* **Task**
Print each record below precisely, with every picture left out of the copy.

(Stored data entries)
*** Begin section ***
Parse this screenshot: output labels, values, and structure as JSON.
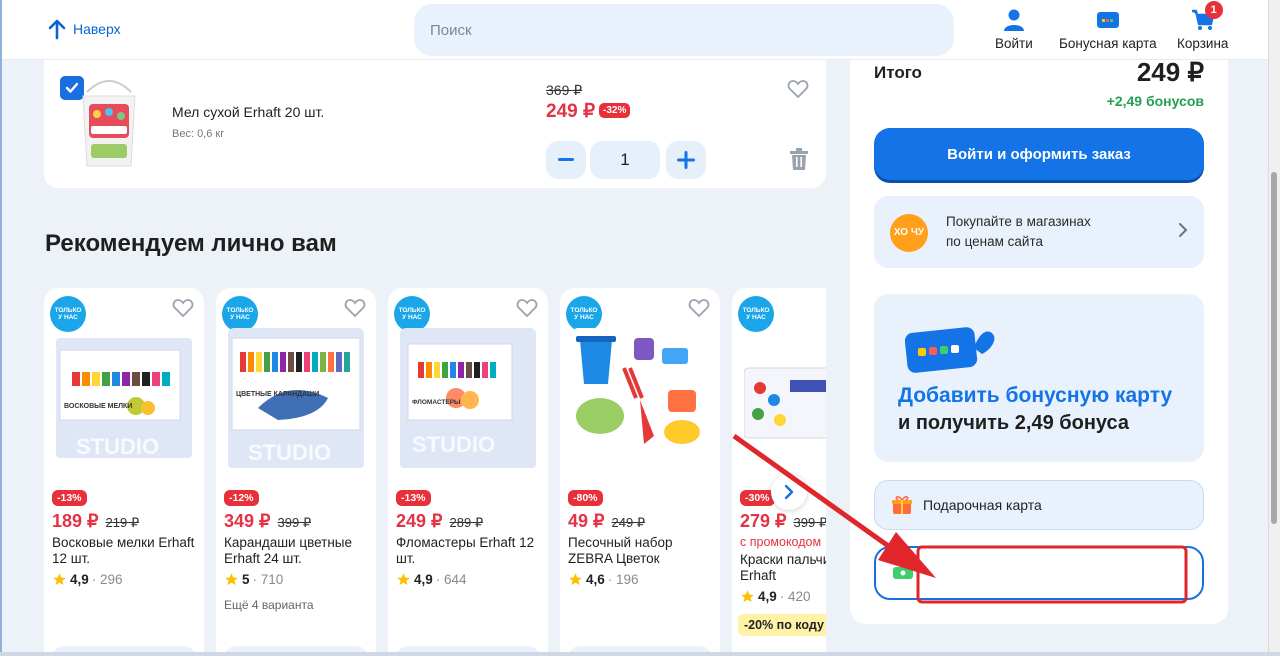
{
  "header": {
    "back_top_label": "Наверх",
    "search_placeholder": "Поиск",
    "login_label": "Войти",
    "bonus_card_label": "Бонусная карта",
    "cart_label": "Корзина",
    "cart_count": "1"
  },
  "cart_item": {
    "title": "Мел сухой Erhaft 20 шт.",
    "weight": "Вес: 0,6 кг",
    "old_price": "369 ₽",
    "new_price": "249 ₽",
    "discount": "-32%",
    "quantity": "1",
    "minus_symbol": "−",
    "plus_symbol": "+"
  },
  "recommendations": {
    "title": "Рекомендуем лично вам",
    "only_badge_line1": "ТОЛЬКО",
    "only_badge_line2": "У НАС",
    "cards": [
      {
        "discount": "-13%",
        "price": "189 ₽",
        "old_price": "219 ₽",
        "name": "Восковые мелки Erhaft 12 шт.",
        "rating": "4,9",
        "reviews": "· 296",
        "variants": "",
        "image_label": "ВОСКОВЫЕ МЕЛКИ"
      },
      {
        "discount": "-12%",
        "price": "349 ₽",
        "old_price": "399 ₽",
        "name": "Карандаши цветные Erhaft 24 шт.",
        "rating": "5",
        "reviews": "· 710",
        "variants": "Ещё 4 варианта",
        "image_label": "ЦВЕТНЫЕ КАРАНДАШИ"
      },
      {
        "discount": "-13%",
        "price": "249 ₽",
        "old_price": "289 ₽",
        "name": "Фломастеры Erhaft 12 шт.",
        "rating": "4,9",
        "reviews": "· 644",
        "variants": "",
        "image_label": "ФЛОМАСТЕРЫ"
      },
      {
        "discount": "-80%",
        "price": "49 ₽",
        "old_price": "249 ₽",
        "name": "Песочный набор ZEBRA Цветок",
        "rating": "4,6",
        "reviews": "· 196",
        "variants": ""
      },
      {
        "discount": "-30%",
        "price": "279 ₽",
        "old_price": "399 ₽",
        "promo_note": "с промокодом",
        "name": "Краски пальчиковые Erhaft",
        "rating": "4,9",
        "reviews": "· 420",
        "promo_chip": "-20% по коду"
      }
    ]
  },
  "summary": {
    "total_label": "Итого",
    "total_value": "249 ₽",
    "bonus": "+2,49 бонусов",
    "checkout_button": "Войти и оформить заказ",
    "store_promo_line1": "Покупайте в магазинах",
    "store_promo_line2": "по ценам сайта",
    "store_logo": "ХО ЧУ",
    "bonus_card_title": "Добавить бонусную карту",
    "bonus_card_sub": "и получить 2,49 бонуса",
    "gift_card_label": "Подарочная карта"
  },
  "colors": {
    "accent": "#1473e6",
    "price_red": "#e63245",
    "bonus_green": "#22a050",
    "annotation_red": "#e0262b"
  }
}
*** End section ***
* **Answer space**
Parse this screenshot: output labels, values, and structure as JSON.
{
  "header": {
    "back_top_label": "Наверх",
    "search_placeholder": "Поиск",
    "login_label": "Войти",
    "bonus_card_label": "Бонусная карта",
    "cart_label": "Корзина",
    "cart_count": "1"
  },
  "cart_item": {
    "title": "Мел сухой Erhaft 20 шт.",
    "weight": "Вес: 0,6 кг",
    "old_price": "369 ₽",
    "new_price": "249 ₽",
    "discount": "-32%",
    "quantity": "1",
    "minus_symbol": "−",
    "plus_symbol": "+"
  },
  "recommendations": {
    "title": "Рекомендуем лично вам",
    "only_badge_line1": "ТОЛЬКО",
    "only_badge_line2": "У НАС",
    "cards": [
      {
        "discount": "-13%",
        "price": "189 ₽",
        "old_price": "219 ₽",
        "name": "Восковые мелки Erhaft 12 шт.",
        "rating": "4,9",
        "reviews": "· 296",
        "variants": "",
        "image_label": "ВОСКОВЫЕ МЕЛКИ"
      },
      {
        "discount": "-12%",
        "price": "349 ₽",
        "old_price": "399 ₽",
        "name": "Карандаши цветные Erhaft 24 шт.",
        "rating": "5",
        "reviews": "· 710",
        "variants": "Ещё 4 варианта",
        "image_label": "ЦВЕТНЫЕ КАРАНДАШИ"
      },
      {
        "discount": "-13%",
        "price": "249 ₽",
        "old_price": "289 ₽",
        "name": "Фломастеры Erhaft 12 шт.",
        "rating": "4,9",
        "reviews": "· 644",
        "variants": "",
        "image_label": "ФЛОМАСТЕРЫ"
      },
      {
        "discount": "-80%",
        "price": "49 ₽",
        "old_price": "249 ₽",
        "name": "Песочный набор ZEBRA Цветок",
        "rating": "4,6",
        "reviews": "· 196",
        "variants": ""
      },
      {
        "discount": "-30%",
        "price": "279 ₽",
        "old_price": "399 ₽",
        "promo_note": "с промокодом",
        "name": "Краски пальчиковые Erhaft",
        "rating": "4,9",
        "reviews": "· 420",
        "promo_chip": "-20% по коду"
      }
    ]
  },
  "summary": {
    "total_label": "Итого",
    "total_value": "249 ₽",
    "bonus": "+2,49 бонусов",
    "checkout_button": "Войти и оформить заказ",
    "store_promo_line1": "Покупайте в магазинах",
    "store_promo_line2": "по ценам сайта",
    "store_logo": "ХО ЧУ",
    "bonus_card_title": "Добавить бонусную карту",
    "bonus_card_sub": "и получить 2,49 бонуса",
    "gift_card_label": "Подарочная карта"
  },
  "colors": {
    "accent": "#1473e6",
    "price_red": "#e63245",
    "bonus_green": "#22a050",
    "annotation_red": "#e0262b"
  }
}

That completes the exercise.